Thursday, April 22, 2010

Congress to Increase Taxes on Individuals

With the passage of the new Patient Protection and Affordable Care Act, starting in 2013 the new law provides for 3.8% tax on “Net Investment Income” to help pay for nearly $1 Trillion in spending under the health care legislation. This has now been labeled the“Medicare Tax”.

For individuals, this 3.8% additional tax is imposed on the lesser of:
(i) Net Investment Income; or,
(ii) Modified adjusted gross income exceeding $250,000 for married couples filing jointly or $200,000 for single tax payers.

This 3.8% tax increase also implies to Net Investment Income of trusts.

Net Investment Income encompasses interest, dividends, capital gains (other than income from an active trader business not primarily engaged in investment trading activity), rent and royalties as reduced for applicable specific deductions.

It appears that tax exempt interest from municipal bonds and similar investments will not be subject to this tax. Also exempt are distributions from IRAs and qualified retirements plans such as 401(k) and profit sharing plans.

With the ending of the Bush tax cuts which are scheduled to expire at the end of 2010 long term capital gains rates will increase next year from 15% to 20% and dividend rates will again be taxed as ordinary income starting next year. With the corresponding expiration of the cuts in ordinary income tax rates, the top rate on dividends will be 39.6% (federal). This will be a resumption of the Clinton-era top income tax rate.

In addition, starting in 2013 the new law increases the 1.45% Medicare portion of FICA taxes by .9% on wages exceeding $250,000 for married couples jointly or $200,000 for single taxpayers. Also, starting in 2013 (and in 2017 for individuals and their spouses age 65 or older) the floor for deducting medical expenses will increase from 7.5% to 10% of adjusted gross income.

However, twenty (20) states have now filed suit to overturn the new law on constitutional grounds. Where this will end up is anyone’s guess at this point? Very few such constitutional challenges are successful. What is apparent is that the trend of current tax law will create significant increases in many individual’s personal income taxes at almost all levels. The need for efficient tax planning is now even more necessary for the preservation of one’s wealth.

Tuesday, April 20, 2010

Community Spouse Owned Annuities are no longer available resources for Medicaid Purposes

In a decision on April 20, 2010 out of the Western District of the Missouri Court of Appeals, the appellate court reversed the trial court and barred the Missouri State Family Support Division from counting a community spouse's ownership of a commercial annuity as an "available resource" to disqualify an institutionalized spouse from Medicaid assistance. The court found that treating a community spouse's income stream from a commercial annuity as an available resource which denied coverage for the institutionalized spouse for Medicaid assistance was a violation of federal Medicaid law.

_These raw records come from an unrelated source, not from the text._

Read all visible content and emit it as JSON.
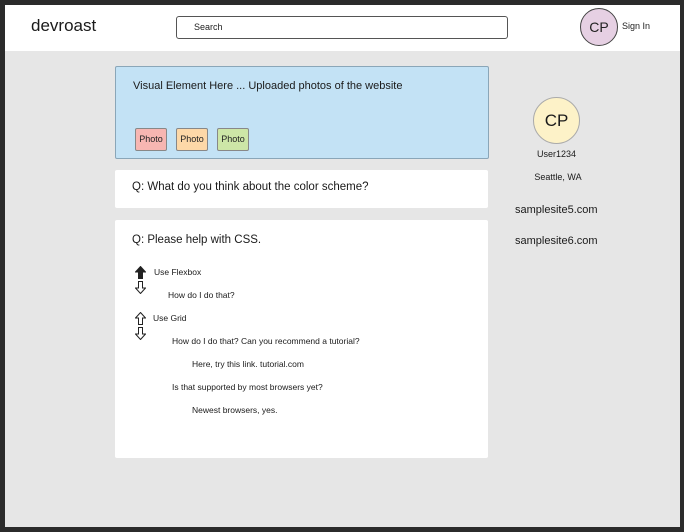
{
  "header": {
    "logo": "devroast",
    "search_placeholder": "Search",
    "avatar_initials": "CP",
    "sign_in": "Sign In"
  },
  "visual_card": {
    "text": "Visual Element Here ... Uploaded photos of the website",
    "photos": [
      {
        "label": "Photo",
        "color": "#f7b6b2"
      },
      {
        "label": "Photo",
        "color": "#fdd8a8"
      },
      {
        "label": "Photo",
        "color": "#cde6a7"
      }
    ]
  },
  "questions": [
    {
      "title": "Q: What do you think about the color scheme?"
    },
    {
      "title": "Q: Please help with CSS.",
      "answers": [
        {
          "text": "Use Flexbox",
          "upvoted": true
        },
        {
          "text": "How do I do that?"
        },
        {
          "text": "Use Grid",
          "upvoted": false
        },
        {
          "text": "How do I do that? Can you recommend a tutorial?"
        },
        {
          "text": "Here, try this link. tutorial.com"
        },
        {
          "text": "Is that supported by most browsers yet?"
        },
        {
          "text": "Newest browsers, yes."
        }
      ]
    }
  ],
  "profile": {
    "initials": "CP",
    "username": "User1234",
    "location": "Seattle, WA"
  },
  "side_links": [
    "samplesite5.com",
    "samplesite6.com"
  ]
}
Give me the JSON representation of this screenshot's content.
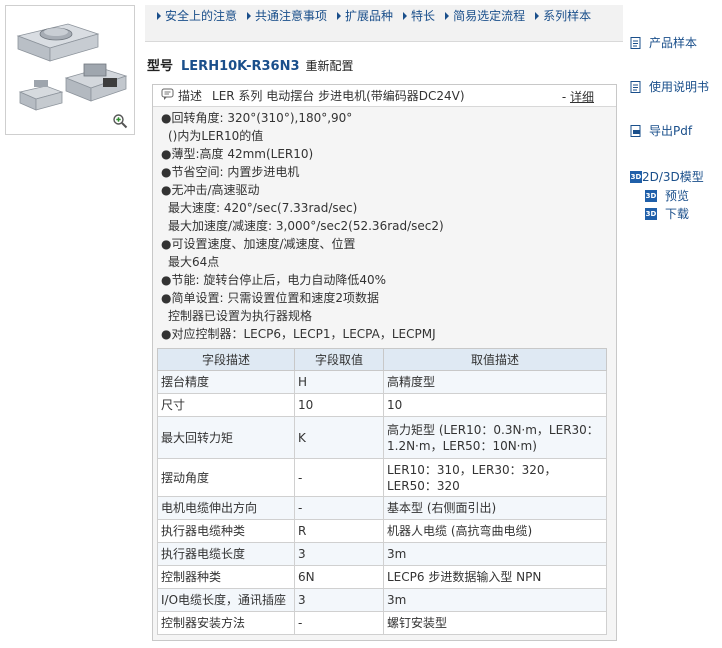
{
  "top_nav": {
    "items": [
      "安全上的注意",
      "共通注意事项",
      "扩展品种",
      "特长",
      "简易选定流程",
      "系列样本"
    ]
  },
  "model": {
    "label": "型号",
    "number": "LERH10K-R36N3",
    "reconfigure": "重新配置"
  },
  "description": {
    "label": "描述",
    "text": "LER 系列 电动摆台 步进电机(带编码器DC24V)",
    "detail_link": "详细",
    "detail_prefix": "- "
  },
  "features": [
    "●回转角度: 320°(310°),180°,90°",
    "()内为LER10的值",
    "●薄型:高度 42mm(LER10)",
    "●节省空间: 内置步进电机",
    "●无冲击/高速驱动",
    "最大速度: 420°/sec(7.33rad/sec)",
    "最大加速度/减速度: 3,000°/sec2(52.36rad/sec2)",
    "●可设置速度、加速度/减速度、位置",
    "最大64点",
    "●节能: 旋转台停止后，电力自动降低40%",
    "●简单设置: 只需设置位置和速度2项数据",
    "控制器已设置为执行器规格",
    "●对应控制器：LECP6，LECP1，LECPA，LECPMJ"
  ],
  "spec_table": {
    "headers": [
      "字段描述",
      "字段取值",
      "取值描述"
    ],
    "rows": [
      [
        "摆台精度",
        "H",
        "高精度型"
      ],
      [
        "尺寸",
        "10",
        "10"
      ],
      [
        "最大回转力矩",
        "K",
        "高力矩型 (LER10：0.3N·m，LER30：1.2N·m，LER50：10N·m)"
      ],
      [
        "摆动角度",
        "-",
        "LER10：310，LER30：320，LER50：320"
      ],
      [
        "电机电缆伸出方向",
        "-",
        "基本型 (右侧面引出)"
      ],
      [
        "执行器电缆种类",
        "R",
        "机器人电缆 (高抗弯曲电缆)"
      ],
      [
        "执行器电缆长度",
        "3",
        "3m"
      ],
      [
        "控制器种类",
        "6N",
        "LECP6 步进数据输入型 NPN"
      ],
      [
        "I/O电缆长度，通讯插座",
        "3",
        "3m"
      ],
      [
        "控制器安装方法",
        "-",
        "螺钉安装型"
      ]
    ]
  },
  "sidebar": {
    "catalog": "产品样本",
    "manual": "使用说明书",
    "pdf": "导出Pdf",
    "models_3d": "2D/3D模型",
    "preview": "预览",
    "download": "下载",
    "badge_3d": "3D"
  }
}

Monday, April 5, 2010

Creditor Protection Benefit of the Stand Alone IRA Beneficiary Trust

In a recent bankruptcy court decision out of the Eastern District of Texas (In re: Chilton) the court found that an inherited IRA is not the equivalent to an IRA for purposes of determining whether the account contains “retirement funds” that may be exempted from the bankruptcy estate under U.S.C. §522(d)(12).

Courts have listed several reasons for distinguishing an inherited IRA from an IRA which allows the creditors to reach the inherited IRA assets:

  • The state exemption was for retirement benefits to be available to the retired person, not a child who was still earning a living;
  • The beneficiary of an inherited IRA has an unrestricted right to withdrawal of the IRA at any time without any penalties;
  • And, the IRA is significantly different than an inherited IRA under the Internal Revenue Code.

The Chilton case highlights the dangers of relying on the bankruptcy code to provide protection for an inherited retirement accounts. To obtain solid asset protection we recommend that retirement plans be payable to a Stand Alone IRA Beneficiary Trust that is drafted to qualify as a designated beneficiary under Internal Revenue Code Section 401(a)(9) and that contains spendthrift language. The incremental cost of creating a Stand Alone IRA beneficiary trust is more than offset by the benefit of protecting the inherited IRA assets during the lifetime of the beneficiary from creditors, predators and spouses.